Women's Underrepresentation in the U.S. Congress

@article{Sanbonmatsu2020WomensUI,
  title={Women's Underrepresentation in the U.S. Congress},
  author={Kira Sanbonmatsu},
  journal={Daedalus},
  year={2020},
  volume={149},
  pages={40-55}
}
Women's elective office-holding stands at an all-time high in the United States. Yet women are far from parity. This underrepresentation is surprising given that more women than men vote. Gender–as a feature of both society and politics–has always worked alongside race to determine which groups possess the formal and informal resources and opportunities critical for winning elective office. But how gender connects to office-holding is not fixed; instead, women's access to office has been shaped… 
1 Citations
Women’s Equality and the COVID-19 Caregiving Crisis
The COVID-19 pandemic revealed, but did not create, the caregiving crisis in the United States: for most people, it was already a major ordeal to provide reproductive labor. The caregiving crisis was

References
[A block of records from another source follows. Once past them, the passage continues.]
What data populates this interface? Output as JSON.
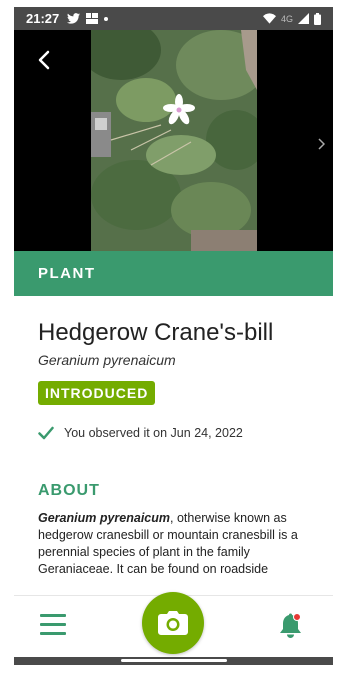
{
  "status_bar": {
    "time": "21:27",
    "network_label": "4G",
    "icons": [
      "twitter-icon",
      "app-icon",
      "dot-icon",
      "wifi-icon",
      "signal-icon",
      "battery-icon"
    ]
  },
  "hero": {
    "icons": [
      "back-arrow-icon",
      "chevron-right-icon"
    ]
  },
  "category": {
    "label": "PLANT",
    "color": "#3a9a6e"
  },
  "taxon": {
    "common_name": "Hedgerow Crane's-bill",
    "scientific_name": "Geranium pyrenaicum",
    "status_badge": "INTRODUCED",
    "badge_color": "#74ac00",
    "observed_text": "You observed it on Jun 24, 2022"
  },
  "about": {
    "heading": "ABOUT",
    "lead": "Geranium pyrenaicum",
    "body": ", otherwise known as hedgerow cranesbill or mountain cranesbill is a perennial species of plant in the family Geraniaceae. It can be found on roadside"
  },
  "bottom_nav": {
    "icons": [
      "menu-icon",
      "camera-icon",
      "bell-icon"
    ],
    "accent": "#3a9a6e",
    "notification_color": "#e53935"
  }
}
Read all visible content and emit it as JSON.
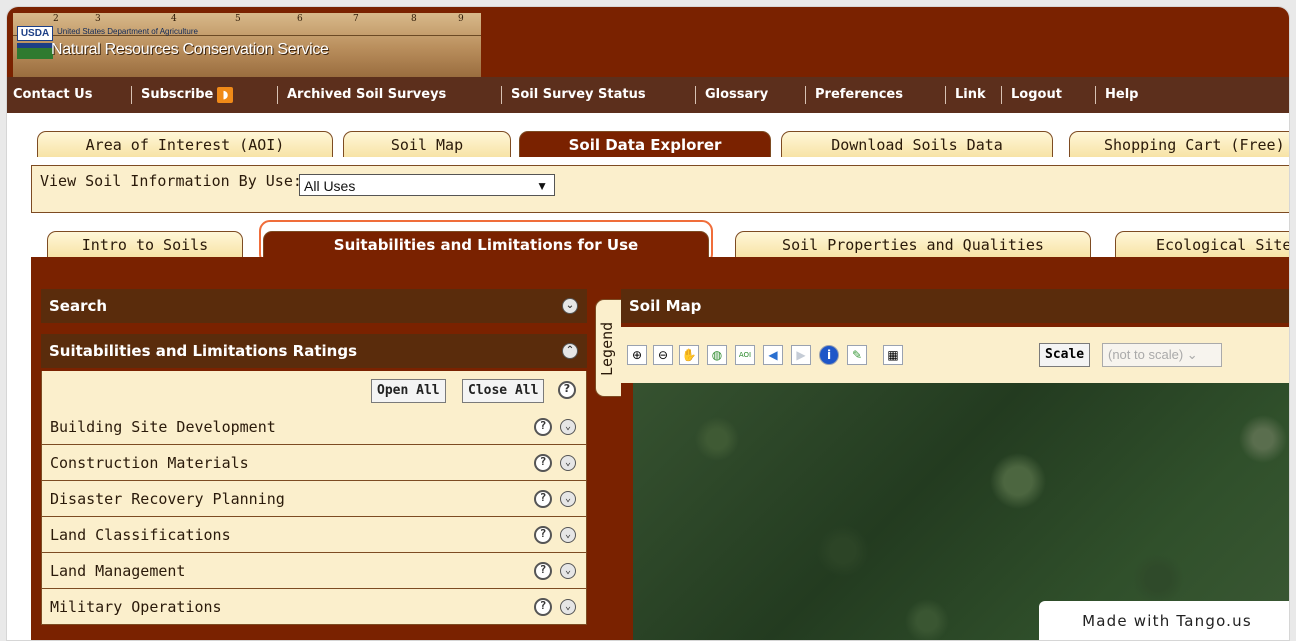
{
  "header": {
    "org_abbrev": "USDA",
    "department": "United States Department of Agriculture",
    "agency": "Natural Resources Conservation Service",
    "ruler_marks": [
      "2",
      "3",
      "4",
      "5",
      "6",
      "7",
      "8",
      "9"
    ]
  },
  "topnav": {
    "items": [
      {
        "label": "Contact Us"
      },
      {
        "label": "Subscribe"
      },
      {
        "label": "Archived Soil Surveys"
      },
      {
        "label": "Soil Survey Status"
      },
      {
        "label": "Glossary"
      },
      {
        "label": "Preferences"
      },
      {
        "label": "Link"
      },
      {
        "label": "Logout"
      },
      {
        "label": "Help"
      }
    ]
  },
  "main_tabs": [
    {
      "label": "Area of Interest (AOI)",
      "active": false
    },
    {
      "label": "Soil Map",
      "active": false
    },
    {
      "label": "Soil Data Explorer",
      "active": true
    },
    {
      "label": "Download Soils Data",
      "active": false
    },
    {
      "label": "Shopping Cart (Free)",
      "active": false
    }
  ],
  "view_by_use": {
    "label": "View Soil Information By Use:",
    "selected": "All Uses"
  },
  "sub_tabs": [
    {
      "label": "Intro to Soils",
      "active": false
    },
    {
      "label": "Suitabilities and Limitations for Use",
      "active": true
    },
    {
      "label": "Soil Properties and Qualities",
      "active": false
    },
    {
      "label": "Ecological Sites",
      "active": false
    }
  ],
  "left_panel": {
    "search_title": "Search",
    "ratings_title": "Suitabilities and Limitations Ratings",
    "open_all": "Open All",
    "close_all": "Close All",
    "categories": [
      "Building Site Development",
      "Construction Materials",
      "Disaster Recovery Planning",
      "Land Classifications",
      "Land Management",
      "Military Operations"
    ]
  },
  "legend_tab": "Legend",
  "map_panel": {
    "title": "Soil Map",
    "scale_label": "Scale",
    "scale_value": "(not to scale)",
    "tools": [
      "zoom-in-icon",
      "zoom-out-icon",
      "pan-icon",
      "full-extent-icon",
      "define-aoi-icon",
      "back-icon",
      "forward-icon",
      "identify-icon",
      "measure-icon",
      "layers-icon"
    ]
  },
  "watermark": "Made with Tango.us",
  "colors": {
    "header_brown": "#7a2200",
    "nav_brown": "#5c2f1c",
    "tab_cream": "#fbefcc",
    "highlight_orange": "#f06d3a"
  }
}
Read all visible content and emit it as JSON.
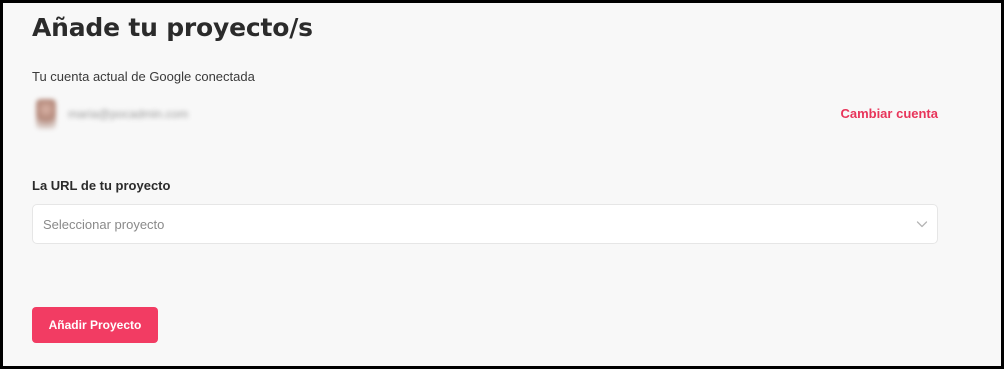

SHOWING 1-10 OF 84 REFERENCES
Where Women Run: Gender and Party in the American States
  • T. Osborn
  • Political Science
    Perspectives on Politics
  • 2007
Where Women Run: Gender and Party in the American States. By Kira Sanbonmatsu. Ann Arbor: University of Michigan Press, 2006. 264p. $70.00 cloth, $24.95 paper. In recent years, scholarship in the
Why so few (Republican) women? Explaining the partisan imbalance of women in the U.S. Congress
This article examines why the percentage of Democratic women in Congress has increased dramatically since the 1980s while the percentage of Republican women has barely grown. The central claim is
Why Women Don't Run
Abstract Women are dramatically underrepresented in all of America's elective political institutions. Previous research has demonstrated that once women choose to become candidates they not only
Whither Republican Women: The Growing Partisan Gap among Women in Congress
While the 2006 elections produced important gains for women's representation and power in Congress, they also exacerbated a troubling trend in American politics, the growing partisan gap. Twenty
“Righting” Conventional Wisdom: Women and Right Parties in Established Democracies
Parties are the key actors shaping women's representation in advanced parliamentary democracies. Based on traditional patterns of feminist organizing, conventional wisdom suggests that parties of the
The Candidacies of U.S. Women of Color for Statewide Executive Office
Scholarship on women of color in electoral politics is expanding. However, the relationship between political parties and the candidacies of women of color has largely been overlooked. Drawing on
When Are Women More Effective Lawmakers Than Men
Previous scholarship has demonstrated that female lawmakers differ from their male counterparts by engaging more fully in consensus-building activities. We argue that this behavioral difference does
One of Our Own: Black Female Candidates and The Voters Who Support Them
While the number of African-American elected officials has increased over the last four decades, Blacks remain underrepresented at all levels of government. Even more striking is the relatively small
Political Inclusion and Representation of Afrodescendant Women in Latin America
Women have gained access to elected office in record numbers in Latin America, and evidence suggests that they are acting to advance women’s rights (see, e.g., Schwindt-Bayer 2006, 2009; Htun et al.
The Intersection of Gender and Minority Status in National Legislatures: The Minority Women Legislative Index
To date, we are unaware to what extent gains in women's legislative representation have reached minority women. To facilitate cross-national research on minority women in politics, I present and
...
1
2
3
4
5
...